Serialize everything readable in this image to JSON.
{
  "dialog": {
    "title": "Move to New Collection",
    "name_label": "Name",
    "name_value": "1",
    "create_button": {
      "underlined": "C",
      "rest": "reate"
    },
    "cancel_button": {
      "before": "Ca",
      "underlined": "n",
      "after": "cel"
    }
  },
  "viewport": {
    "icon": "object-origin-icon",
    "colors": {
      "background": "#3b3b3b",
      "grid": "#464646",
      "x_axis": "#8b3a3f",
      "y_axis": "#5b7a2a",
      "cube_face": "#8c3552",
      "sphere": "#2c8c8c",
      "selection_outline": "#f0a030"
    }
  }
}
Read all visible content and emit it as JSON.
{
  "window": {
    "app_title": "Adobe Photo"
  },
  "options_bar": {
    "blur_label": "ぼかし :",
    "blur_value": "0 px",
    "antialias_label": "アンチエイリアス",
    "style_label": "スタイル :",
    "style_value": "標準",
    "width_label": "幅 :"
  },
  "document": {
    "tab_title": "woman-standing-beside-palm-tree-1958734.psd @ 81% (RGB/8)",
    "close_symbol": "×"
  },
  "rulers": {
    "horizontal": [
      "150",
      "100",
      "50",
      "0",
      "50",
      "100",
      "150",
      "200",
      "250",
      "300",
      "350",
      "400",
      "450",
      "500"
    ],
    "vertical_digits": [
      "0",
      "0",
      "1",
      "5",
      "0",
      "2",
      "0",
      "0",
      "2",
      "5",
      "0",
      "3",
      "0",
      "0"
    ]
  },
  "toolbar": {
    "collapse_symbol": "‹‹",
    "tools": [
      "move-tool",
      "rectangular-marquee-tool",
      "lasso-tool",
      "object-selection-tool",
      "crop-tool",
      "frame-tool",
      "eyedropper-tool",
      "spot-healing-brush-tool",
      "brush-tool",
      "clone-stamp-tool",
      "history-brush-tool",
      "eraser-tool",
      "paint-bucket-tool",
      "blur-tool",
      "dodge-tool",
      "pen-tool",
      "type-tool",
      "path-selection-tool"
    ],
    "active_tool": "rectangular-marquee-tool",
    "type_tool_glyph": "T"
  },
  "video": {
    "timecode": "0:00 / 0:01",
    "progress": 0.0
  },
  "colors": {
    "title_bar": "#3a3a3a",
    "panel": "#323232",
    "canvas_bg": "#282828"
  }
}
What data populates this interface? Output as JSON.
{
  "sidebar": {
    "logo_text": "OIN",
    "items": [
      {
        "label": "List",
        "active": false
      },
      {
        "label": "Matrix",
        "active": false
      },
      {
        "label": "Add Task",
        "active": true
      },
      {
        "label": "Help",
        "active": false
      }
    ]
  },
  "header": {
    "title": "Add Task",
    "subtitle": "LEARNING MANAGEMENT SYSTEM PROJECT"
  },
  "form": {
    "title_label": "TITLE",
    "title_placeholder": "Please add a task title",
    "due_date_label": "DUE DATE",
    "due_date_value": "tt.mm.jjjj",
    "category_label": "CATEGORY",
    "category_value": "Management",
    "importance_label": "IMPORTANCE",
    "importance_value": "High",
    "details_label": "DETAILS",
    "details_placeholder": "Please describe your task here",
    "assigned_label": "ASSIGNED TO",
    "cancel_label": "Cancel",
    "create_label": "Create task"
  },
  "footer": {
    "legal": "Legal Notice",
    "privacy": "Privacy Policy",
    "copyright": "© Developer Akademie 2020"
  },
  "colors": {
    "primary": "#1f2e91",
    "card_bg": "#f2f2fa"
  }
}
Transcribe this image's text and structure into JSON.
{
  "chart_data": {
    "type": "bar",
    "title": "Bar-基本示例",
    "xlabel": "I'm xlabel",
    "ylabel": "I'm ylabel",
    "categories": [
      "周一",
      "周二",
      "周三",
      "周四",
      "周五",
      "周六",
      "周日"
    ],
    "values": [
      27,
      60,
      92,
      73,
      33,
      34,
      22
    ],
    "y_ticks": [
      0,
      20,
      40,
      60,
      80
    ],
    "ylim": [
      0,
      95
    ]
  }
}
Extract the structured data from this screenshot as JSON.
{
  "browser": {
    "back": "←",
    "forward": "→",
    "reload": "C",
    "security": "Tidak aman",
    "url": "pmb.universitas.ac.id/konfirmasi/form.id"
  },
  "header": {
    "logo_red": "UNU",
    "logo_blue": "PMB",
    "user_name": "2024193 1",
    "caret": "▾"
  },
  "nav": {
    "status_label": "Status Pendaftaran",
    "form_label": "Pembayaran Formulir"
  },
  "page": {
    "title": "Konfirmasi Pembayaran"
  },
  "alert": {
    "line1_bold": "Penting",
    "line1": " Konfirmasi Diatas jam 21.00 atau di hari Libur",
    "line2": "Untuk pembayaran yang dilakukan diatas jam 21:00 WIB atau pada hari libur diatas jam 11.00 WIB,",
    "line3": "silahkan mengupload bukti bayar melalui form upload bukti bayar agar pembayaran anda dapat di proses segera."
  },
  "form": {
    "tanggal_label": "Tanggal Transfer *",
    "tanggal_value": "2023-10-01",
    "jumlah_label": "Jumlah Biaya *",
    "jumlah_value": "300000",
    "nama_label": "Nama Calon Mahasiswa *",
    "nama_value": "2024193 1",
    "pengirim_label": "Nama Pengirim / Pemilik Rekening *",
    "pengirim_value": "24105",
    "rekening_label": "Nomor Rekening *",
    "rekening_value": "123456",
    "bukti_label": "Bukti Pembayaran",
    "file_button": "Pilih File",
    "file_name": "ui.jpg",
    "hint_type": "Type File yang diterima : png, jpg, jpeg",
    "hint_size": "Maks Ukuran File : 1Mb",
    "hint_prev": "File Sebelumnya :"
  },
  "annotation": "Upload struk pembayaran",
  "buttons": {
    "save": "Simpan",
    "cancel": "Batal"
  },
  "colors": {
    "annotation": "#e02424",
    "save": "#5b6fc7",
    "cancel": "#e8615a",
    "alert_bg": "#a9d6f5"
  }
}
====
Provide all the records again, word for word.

## [Answer space]
Serialize everything readable in this image to JSON.
{
  "dialog": {
    "title": "Move to New Collection",
    "name_label": "Name",
    "name_value": "1",
    "create_button": {
      "underlined": "C",
      "rest": "reate"
    },
    "cancel_button": {
      "before": "Ca",
      "underlined": "n",
      "after": "cel"
    }
  },
  "viewport": {
    "icon": "object-origin-icon",
    "colors": {
      "background": "#3b3b3b",
      "grid": "#464646",
      "x_axis": "#8b3a3f",
      "y_axis": "#5b7a2a",
      "cube_face": "#8c3552",
      "sphere": "#2c8c8c",
      "selection_outline": "#f0a030"
    }
  }
}
Read all visible content and emit it as JSON.
{
  "window": {
    "app_title": "Adobe Photo"
  },
  "options_bar": {
    "blur_label": "ぼかし :",
    "blur_value": "0 px",
    "antialias_label": "アンチエイリアス",
    "style_label": "スタイル :",
    "style_value": "標準",
    "width_label": "幅 :"
  },
  "document": {
    "tab_title": "woman-standing-beside-palm-tree-1958734.psd @ 81% (RGB/8)",
    "close_symbol": "×"
  },
  "rulers": {
    "horizontal": [
      "150",
      "100",
      "50",
      "0",
      "50",
      "100",
      "150",
      "200",
      "250",
      "300",
      "350",
      "400",
      "450",
      "500"
    ],
    "vertical_digits": [
      "0",
      "0",
      "1",
      "5",
      "0",
      "2",
      "0",
      "0",
      "2",
      "5",
      "0",
      "3",
      "0",
      "0"
    ]
  },
  "toolbar": {
    "collapse_symbol": "‹‹",
    "tools": [
      "move-tool",
      "rectangular-marquee-tool",
      "lasso-tool",
      "object-selection-tool",
      "crop-tool",
      "frame-tool",
      "eyedropper-tool",
      "spot-healing-brush-tool",
      "brush-tool",
      "clone-stamp-tool",
      "history-brush-tool",
      "eraser-tool",
      "paint-bucket-tool",
      "blur-tool",
      "dodge-tool",
      "pen-tool",
      "type-tool",
      "path-selection-tool"
    ],
    "active_tool": "rectangular-marquee-tool",
    "type_tool_glyph": "T"
  },
  "video": {
    "timecode": "0:00 / 0:01",
    "progress": 0.0
  },
  "colors": {
    "title_bar": "#3a3a3a",
    "panel": "#323232",
    "canvas_bg": "#282828"
  }
}
What data populates this interface? Output as JSON.
{
  "sidebar": {
    "logo_text": "OIN",
    "items": [
      {
        "label": "List",
        "active": false
      },
      {
        "label": "Matrix",
        "active": false
      },
      {
        "label": "Add Task",
        "active": true
      },
      {
        "label": "Help",
        "active": false
      }
    ]
  },
  "header": {
    "title": "Add Task",
    "subtitle": "LEARNING MANAGEMENT SYSTEM PROJECT"
  },
  "form": {
    "title_label": "TITLE",
    "title_placeholder": "Please add a task title",
    "due_date_label": "DUE DATE",
    "due_date_value": "tt.mm.jjjj",
    "category_label": "CATEGORY",
    "category_value": "Management",
    "importance_label": "IMPORTANCE",
    "importance_value": "High",
    "details_label": "DETAILS",
    "details_placeholder": "Please describe your task here",
    "assigned_label": "ASSIGNED TO",
    "cancel_label": "Cancel",
    "create_label": "Create task"
  },
  "footer": {
    "legal": "Legal Notice",
    "privacy": "Privacy Policy",
    "copyright": "© Developer Akademie 2020"
  },
  "colors": {
    "primary": "#1f2e91",
    "card_bg": "#f2f2fa"
  }
}
Transcribe this image's text and structure into JSON.
{
  "chart_data": {
    "type": "bar",
    "title": "Bar-基本示例",
    "xlabel": "I'm xlabel",
    "ylabel": "I'm ylabel",
    "categories": [
      "周一",
      "周二",
      "周三",
      "周四",
      "周五",
      "周六",
      "周日"
    ],
    "values": [
      27,
      60,
      92,
      73,
      33,
      34,
      22
    ],
    "y_ticks": [
      0,
      20,
      40,
      60,
      80
    ],
    "ylim": [
      0,
      95
    ]
  }
}
Extract the structured data from this screenshot as JSON.
{
  "browser": {
    "back": "←",
    "forward": "→",
    "reload": "C",
    "security": "Tidak aman",
    "url": "pmb.universitas.ac.id/konfirmasi/form.id"
  },
  "header": {
    "logo_red": "UNU",
    "logo_blue": "PMB",
    "user_name": "2024193 1",
    "caret": "▾"
  },
  "nav": {
    "status_label": "Status Pendaftaran",
    "form_label": "Pembayaran Formulir"
  },
  "page": {
    "title": "Konfirmasi Pembayaran"
  },
  "alert": {
    "line1_bold": "Penting",
    "line1": " Konfirmasi Diatas jam 21.00 atau di hari Libur",
    "line2": "Untuk pembayaran yang dilakukan diatas jam 21:00 WIB atau pada hari libur diatas jam 11.00 WIB,",
    "line3": "silahkan mengupload bukti bayar melalui form upload bukti bayar agar pembayaran anda dapat di proses segera."
  },
  "form": {
    "tanggal_label": "Tanggal Transfer *",
    "tanggal_value": "2023-10-01",
    "jumlah_label": "Jumlah Biaya *",
    "jumlah_value": "300000",
    "nama_label": "Nama Calon Mahasiswa *",
    "nama_value": "2024193 1",
    "pengirim_label": "Nama Pengirim / Pemilik Rekening *",
    "pengirim_value": "24105",
    "rekening_label": "Nomor Rekening *",
    "rekening_value": "123456",
    "bukti_label": "Bukti Pembayaran",
    "file_button": "Pilih File",
    "file_name": "ui.jpg",
    "hint_type": "Type File yang diterima : png, jpg, jpeg",
    "hint_size": "Maks Ukuran File : 1Mb",
    "hint_prev": "File Sebelumnya :"
  },
  "annotation": "Upload struk pembayaran",
  "buttons": {
    "save": "Simpan",
    "cancel": "Batal"
  },
  "colors": {
    "annotation": "#e02424",
    "save": "#5b6fc7",
    "cancel": "#e8615a",
    "alert_bg": "#a9d6f5"
  }
}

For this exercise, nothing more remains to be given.